Editorial: AFSCME’s PERS solution: Bill the grandkids

Published Feb 6, 2013 at 04:00AM

We had an enlightening visit Monday from representatives of one of Oregon’s largest unions of public employees. The American Federation of State, County and Municipal Employees brought big news: Oregon’s Public Employees Retirement System doesn’t need Gov. John Kitzhaber’s reforms. PERS needs to be looked at differently — try closing your eyes — and the problem is solved.

Naturally, we were relieved. All these years we have written about how having an unfunded liability in the billions was something to worry about. Listen to AFSCME and you’ll hear that PERS is just about carefree.

We had worried about the Bend-La Pine Schools. Officials there said the district was going to have to cut 96 teachers out of 755 or cut an additional 16 days from the school year if the governor’s budget were approved without the savings he wants from PERS. Even with the PERS savings, the loss would be about half that much.

We can’t quite see any bright side to that, but AFSCME assured us it was coming to the rescue.

PERS now adds up all the money it has to pay out to retirees over the next 20 years, figuring in how much it expects to earn in interest and calculates the state of the pension fund. PERS has said it has an unfunded liability of about $16 billion. Then, PERS calculates how much employers, such as the Bend schools, have to kick in to cover those future costs.

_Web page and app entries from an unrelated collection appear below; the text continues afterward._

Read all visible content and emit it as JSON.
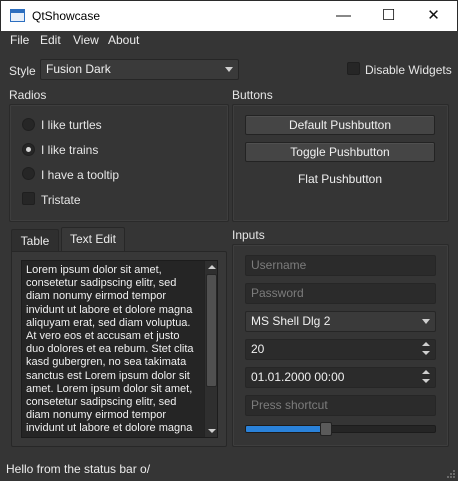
{
  "window": {
    "title": "QtShowcase",
    "minimize_glyph": "—",
    "maximize_glyph": "☐",
    "close_glyph": "✕"
  },
  "menu": [
    "File",
    "Edit",
    "View",
    "About"
  ],
  "style_row": {
    "label": "Style",
    "selected": "Fusion Dark",
    "disable_widgets_label": "Disable Widgets",
    "disable_widgets_checked": false
  },
  "radios": {
    "title": "Radios",
    "items": [
      {
        "label": "I like turtles",
        "checked": false
      },
      {
        "label": "I like trains",
        "checked": true
      },
      {
        "label": "I have a tooltip",
        "checked": false
      }
    ],
    "tristate_label": "Tristate"
  },
  "buttons": {
    "title": "Buttons",
    "default_label": "Default Pushbutton",
    "toggle_label": "Toggle Pushbutton",
    "flat_label": "Flat Pushbutton"
  },
  "tabs": {
    "items": [
      {
        "label": "Table",
        "active": false
      },
      {
        "label": "Text Edit",
        "active": true
      }
    ],
    "text_edit_content": "Lorem ipsum dolor sit amet,\nconsetetur sadipscing elitr, sed\ndiam nonumy eirmod tempor\ninvidunt ut labore et dolore magna\naliquyam erat, sed diam voluptua.\nAt vero eos et accusam et justo\nduo dolores et ea rebum. Stet clita\nkasd gubergren, no sea takimata\nsanctus est Lorem ipsum dolor sit\namet. Lorem ipsum dolor sit amet,\nconsetetur sadipscing elitr, sed\ndiam nonumy eirmod tempor\ninvidunt ut labore et dolore magna\naliquyam erat, sed diam voluptua."
  },
  "inputs": {
    "title": "Inputs",
    "username_placeholder": "Username",
    "password_placeholder": "Password",
    "font_combo": "MS Shell Dlg 2",
    "spin_value": "20",
    "datetime_value": "01.01.2000 00:00",
    "shortcut_placeholder": "Press shortcut",
    "slider_fraction": 0.42
  },
  "status_bar": "Hello from the status bar o/",
  "colors": {
    "accent": "#2a82da",
    "window_bg": "#353535",
    "base": "#2b2b2b"
  }
}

AFSCME’s solution is to stretch out the amortization period for the PERS debt. Go to 25 years or 30 years and the PERS burden for Bend schools or any other government entity gets smaller. AFSCME is right about that. PERS calculates that switching to a 25- or 30-year amortization rate does save the state some money in the near term. Switching to 25 years, for instance, reduces contributions to PERS for 2015-2017 by about $331 million and decreases the employer contribution by 1.8 percent.

In the other words, it’s pretend and extend. Let somebody else pay.

But why should AFSCME stop there? Why not push the burden of current employees and retirees further off to somebody else? Set the amortization period at 50 years, 100 years, 1,000 years.

AFSCME has other ideas, too. It says we need to stop thinking about PERS as needing a fix. Think about it as “self-correcting.” Trust the stock market. It wouldn’t dare go down again, right?

Based on AFSCME’s message, we developed a new motto for PERS: “Send the bill to the grandkids.”